## GOAL OF THE EXERCISE
Across the data below, count every line where the string "this" appears. Answer with the number alone.

## RECORDS FOR THE EXERCISE
-------
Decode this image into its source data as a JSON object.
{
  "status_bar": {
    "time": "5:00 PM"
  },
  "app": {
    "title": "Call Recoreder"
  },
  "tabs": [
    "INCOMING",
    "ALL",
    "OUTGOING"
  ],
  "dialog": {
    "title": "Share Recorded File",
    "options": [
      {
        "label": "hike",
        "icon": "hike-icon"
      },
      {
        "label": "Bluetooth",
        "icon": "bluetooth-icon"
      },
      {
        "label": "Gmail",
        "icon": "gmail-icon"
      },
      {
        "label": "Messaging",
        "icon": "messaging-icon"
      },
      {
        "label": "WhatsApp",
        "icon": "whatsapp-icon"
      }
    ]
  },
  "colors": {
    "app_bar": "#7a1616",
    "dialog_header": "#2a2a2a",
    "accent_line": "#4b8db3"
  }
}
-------
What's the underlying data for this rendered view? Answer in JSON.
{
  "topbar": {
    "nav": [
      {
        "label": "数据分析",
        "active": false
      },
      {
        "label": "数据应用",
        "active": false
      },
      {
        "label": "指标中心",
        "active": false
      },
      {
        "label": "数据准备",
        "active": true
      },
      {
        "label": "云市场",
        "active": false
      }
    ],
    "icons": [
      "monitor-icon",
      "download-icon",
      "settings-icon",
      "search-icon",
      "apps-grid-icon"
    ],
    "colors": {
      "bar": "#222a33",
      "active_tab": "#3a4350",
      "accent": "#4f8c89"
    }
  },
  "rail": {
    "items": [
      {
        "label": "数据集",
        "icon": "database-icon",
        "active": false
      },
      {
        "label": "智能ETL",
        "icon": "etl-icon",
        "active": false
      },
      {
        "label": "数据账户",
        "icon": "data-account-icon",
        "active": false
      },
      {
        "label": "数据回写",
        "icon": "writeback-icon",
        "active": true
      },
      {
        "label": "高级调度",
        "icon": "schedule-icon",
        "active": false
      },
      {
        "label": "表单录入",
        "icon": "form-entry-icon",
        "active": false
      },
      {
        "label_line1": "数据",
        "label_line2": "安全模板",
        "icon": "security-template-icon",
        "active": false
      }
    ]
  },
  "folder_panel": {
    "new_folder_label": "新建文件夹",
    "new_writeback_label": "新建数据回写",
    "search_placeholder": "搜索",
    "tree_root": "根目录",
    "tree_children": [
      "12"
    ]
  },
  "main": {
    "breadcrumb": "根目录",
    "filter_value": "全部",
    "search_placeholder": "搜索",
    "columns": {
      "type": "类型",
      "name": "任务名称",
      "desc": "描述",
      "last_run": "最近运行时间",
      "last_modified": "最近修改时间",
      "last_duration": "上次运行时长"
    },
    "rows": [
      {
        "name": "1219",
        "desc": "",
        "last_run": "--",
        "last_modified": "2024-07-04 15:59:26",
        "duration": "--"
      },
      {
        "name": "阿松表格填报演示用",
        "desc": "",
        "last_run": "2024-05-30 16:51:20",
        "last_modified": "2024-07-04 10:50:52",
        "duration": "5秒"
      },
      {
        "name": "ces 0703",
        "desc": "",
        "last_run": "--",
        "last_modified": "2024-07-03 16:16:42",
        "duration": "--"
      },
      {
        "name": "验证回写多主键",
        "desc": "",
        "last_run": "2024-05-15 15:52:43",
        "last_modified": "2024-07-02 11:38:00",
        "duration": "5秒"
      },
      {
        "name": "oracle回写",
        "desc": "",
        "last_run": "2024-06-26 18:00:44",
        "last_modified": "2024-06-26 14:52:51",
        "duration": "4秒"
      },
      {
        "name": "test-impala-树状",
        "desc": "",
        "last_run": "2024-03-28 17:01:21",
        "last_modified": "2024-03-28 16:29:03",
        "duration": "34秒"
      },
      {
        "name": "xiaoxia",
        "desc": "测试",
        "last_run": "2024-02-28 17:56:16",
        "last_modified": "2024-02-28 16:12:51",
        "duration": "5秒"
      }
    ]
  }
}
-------
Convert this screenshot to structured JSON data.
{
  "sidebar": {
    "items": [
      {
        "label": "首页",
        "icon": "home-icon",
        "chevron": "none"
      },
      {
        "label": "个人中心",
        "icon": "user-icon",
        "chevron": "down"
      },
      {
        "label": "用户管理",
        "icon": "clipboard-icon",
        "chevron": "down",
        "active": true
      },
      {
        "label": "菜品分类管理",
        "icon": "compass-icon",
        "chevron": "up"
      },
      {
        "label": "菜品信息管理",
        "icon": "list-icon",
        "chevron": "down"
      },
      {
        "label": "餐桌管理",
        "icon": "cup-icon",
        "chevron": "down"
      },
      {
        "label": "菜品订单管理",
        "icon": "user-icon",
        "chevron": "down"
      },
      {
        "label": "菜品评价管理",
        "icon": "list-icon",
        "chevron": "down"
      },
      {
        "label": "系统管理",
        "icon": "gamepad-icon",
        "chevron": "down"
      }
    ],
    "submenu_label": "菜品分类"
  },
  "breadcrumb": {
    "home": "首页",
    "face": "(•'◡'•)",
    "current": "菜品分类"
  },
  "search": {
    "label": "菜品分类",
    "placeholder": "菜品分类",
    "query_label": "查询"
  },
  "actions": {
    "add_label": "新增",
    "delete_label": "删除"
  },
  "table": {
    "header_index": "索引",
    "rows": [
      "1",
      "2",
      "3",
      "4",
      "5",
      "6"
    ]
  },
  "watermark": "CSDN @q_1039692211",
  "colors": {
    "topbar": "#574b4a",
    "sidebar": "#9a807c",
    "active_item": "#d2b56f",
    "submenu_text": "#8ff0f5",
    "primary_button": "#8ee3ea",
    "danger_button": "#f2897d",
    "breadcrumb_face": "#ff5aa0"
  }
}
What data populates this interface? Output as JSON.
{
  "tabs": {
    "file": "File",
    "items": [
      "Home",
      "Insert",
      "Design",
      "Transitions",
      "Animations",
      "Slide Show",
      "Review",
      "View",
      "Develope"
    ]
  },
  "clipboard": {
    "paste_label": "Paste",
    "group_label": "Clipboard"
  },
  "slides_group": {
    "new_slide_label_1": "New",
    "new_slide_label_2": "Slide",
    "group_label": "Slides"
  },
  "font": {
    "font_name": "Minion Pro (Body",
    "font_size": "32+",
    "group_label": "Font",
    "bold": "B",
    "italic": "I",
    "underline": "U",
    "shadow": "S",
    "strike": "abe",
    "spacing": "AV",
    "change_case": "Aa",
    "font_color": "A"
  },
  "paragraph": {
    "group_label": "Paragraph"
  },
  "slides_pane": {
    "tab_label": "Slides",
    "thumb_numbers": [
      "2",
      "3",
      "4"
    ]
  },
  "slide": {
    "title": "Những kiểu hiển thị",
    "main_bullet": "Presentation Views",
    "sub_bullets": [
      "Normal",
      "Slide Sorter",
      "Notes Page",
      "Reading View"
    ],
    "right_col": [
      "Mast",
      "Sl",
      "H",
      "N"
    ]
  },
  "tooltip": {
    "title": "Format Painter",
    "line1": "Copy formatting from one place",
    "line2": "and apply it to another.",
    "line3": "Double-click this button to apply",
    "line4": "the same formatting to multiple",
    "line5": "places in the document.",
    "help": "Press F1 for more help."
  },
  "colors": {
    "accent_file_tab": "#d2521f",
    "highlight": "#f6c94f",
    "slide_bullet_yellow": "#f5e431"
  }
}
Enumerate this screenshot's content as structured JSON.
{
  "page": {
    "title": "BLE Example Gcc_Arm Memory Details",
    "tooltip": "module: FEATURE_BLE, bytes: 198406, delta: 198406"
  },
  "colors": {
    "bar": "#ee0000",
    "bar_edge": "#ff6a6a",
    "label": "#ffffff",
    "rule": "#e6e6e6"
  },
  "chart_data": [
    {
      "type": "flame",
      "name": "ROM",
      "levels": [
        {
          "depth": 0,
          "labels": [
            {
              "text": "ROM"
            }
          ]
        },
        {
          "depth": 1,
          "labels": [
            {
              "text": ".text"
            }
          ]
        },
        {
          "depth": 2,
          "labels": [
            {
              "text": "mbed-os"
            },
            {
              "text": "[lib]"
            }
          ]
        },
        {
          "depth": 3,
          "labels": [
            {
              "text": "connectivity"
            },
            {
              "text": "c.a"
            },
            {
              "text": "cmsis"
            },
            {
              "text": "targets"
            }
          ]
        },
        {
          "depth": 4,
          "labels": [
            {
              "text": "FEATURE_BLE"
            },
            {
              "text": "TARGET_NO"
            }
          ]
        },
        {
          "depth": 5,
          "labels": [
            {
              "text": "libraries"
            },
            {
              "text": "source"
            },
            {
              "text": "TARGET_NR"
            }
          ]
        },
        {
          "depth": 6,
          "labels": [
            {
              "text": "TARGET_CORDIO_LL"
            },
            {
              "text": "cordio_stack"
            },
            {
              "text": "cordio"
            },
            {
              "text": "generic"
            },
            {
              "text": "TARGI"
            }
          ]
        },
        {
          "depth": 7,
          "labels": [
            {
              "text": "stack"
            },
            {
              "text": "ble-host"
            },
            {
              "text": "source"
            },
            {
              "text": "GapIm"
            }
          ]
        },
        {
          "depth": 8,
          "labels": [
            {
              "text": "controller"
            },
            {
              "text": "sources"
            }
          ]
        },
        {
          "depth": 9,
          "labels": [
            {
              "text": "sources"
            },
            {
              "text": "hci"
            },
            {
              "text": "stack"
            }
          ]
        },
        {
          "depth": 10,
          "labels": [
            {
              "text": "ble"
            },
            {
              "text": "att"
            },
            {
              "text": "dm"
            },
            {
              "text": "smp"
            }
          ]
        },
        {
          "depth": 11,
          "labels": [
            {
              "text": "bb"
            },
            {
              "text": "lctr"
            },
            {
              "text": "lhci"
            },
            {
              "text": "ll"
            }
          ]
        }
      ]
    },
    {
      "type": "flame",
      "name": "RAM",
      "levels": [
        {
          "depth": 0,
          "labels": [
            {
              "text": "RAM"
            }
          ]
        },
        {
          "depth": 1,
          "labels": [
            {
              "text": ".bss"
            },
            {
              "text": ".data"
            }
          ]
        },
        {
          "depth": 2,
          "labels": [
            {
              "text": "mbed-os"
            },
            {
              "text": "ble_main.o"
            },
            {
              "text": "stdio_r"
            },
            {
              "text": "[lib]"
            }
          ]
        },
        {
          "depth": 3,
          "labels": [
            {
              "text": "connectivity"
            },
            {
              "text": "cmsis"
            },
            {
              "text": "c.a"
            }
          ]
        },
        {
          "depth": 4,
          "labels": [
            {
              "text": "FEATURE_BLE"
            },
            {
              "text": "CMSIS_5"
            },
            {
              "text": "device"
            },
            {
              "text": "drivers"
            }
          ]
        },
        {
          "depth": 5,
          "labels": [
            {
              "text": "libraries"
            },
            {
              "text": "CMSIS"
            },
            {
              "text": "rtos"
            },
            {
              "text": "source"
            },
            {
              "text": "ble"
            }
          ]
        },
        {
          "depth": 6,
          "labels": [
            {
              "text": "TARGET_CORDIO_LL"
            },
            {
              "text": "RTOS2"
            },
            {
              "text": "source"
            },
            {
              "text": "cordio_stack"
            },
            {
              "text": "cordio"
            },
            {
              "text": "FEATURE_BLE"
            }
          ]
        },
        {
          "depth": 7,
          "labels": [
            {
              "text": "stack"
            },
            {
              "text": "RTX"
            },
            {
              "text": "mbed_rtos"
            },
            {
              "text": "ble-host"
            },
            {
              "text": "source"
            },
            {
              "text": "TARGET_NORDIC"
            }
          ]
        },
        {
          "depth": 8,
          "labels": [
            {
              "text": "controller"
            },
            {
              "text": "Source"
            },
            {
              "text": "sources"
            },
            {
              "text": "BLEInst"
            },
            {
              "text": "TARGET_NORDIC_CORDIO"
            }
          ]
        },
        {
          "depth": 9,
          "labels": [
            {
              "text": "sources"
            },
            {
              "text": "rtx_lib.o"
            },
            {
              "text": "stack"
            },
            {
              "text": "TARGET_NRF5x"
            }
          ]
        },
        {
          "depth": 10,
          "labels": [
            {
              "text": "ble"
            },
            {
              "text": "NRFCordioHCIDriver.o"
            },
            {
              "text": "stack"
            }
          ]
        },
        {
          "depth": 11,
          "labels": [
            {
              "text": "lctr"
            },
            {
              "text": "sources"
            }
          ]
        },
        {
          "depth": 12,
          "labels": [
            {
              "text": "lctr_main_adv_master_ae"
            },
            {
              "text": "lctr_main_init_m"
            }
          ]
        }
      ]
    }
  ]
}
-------
## YOUR RESPONSE
6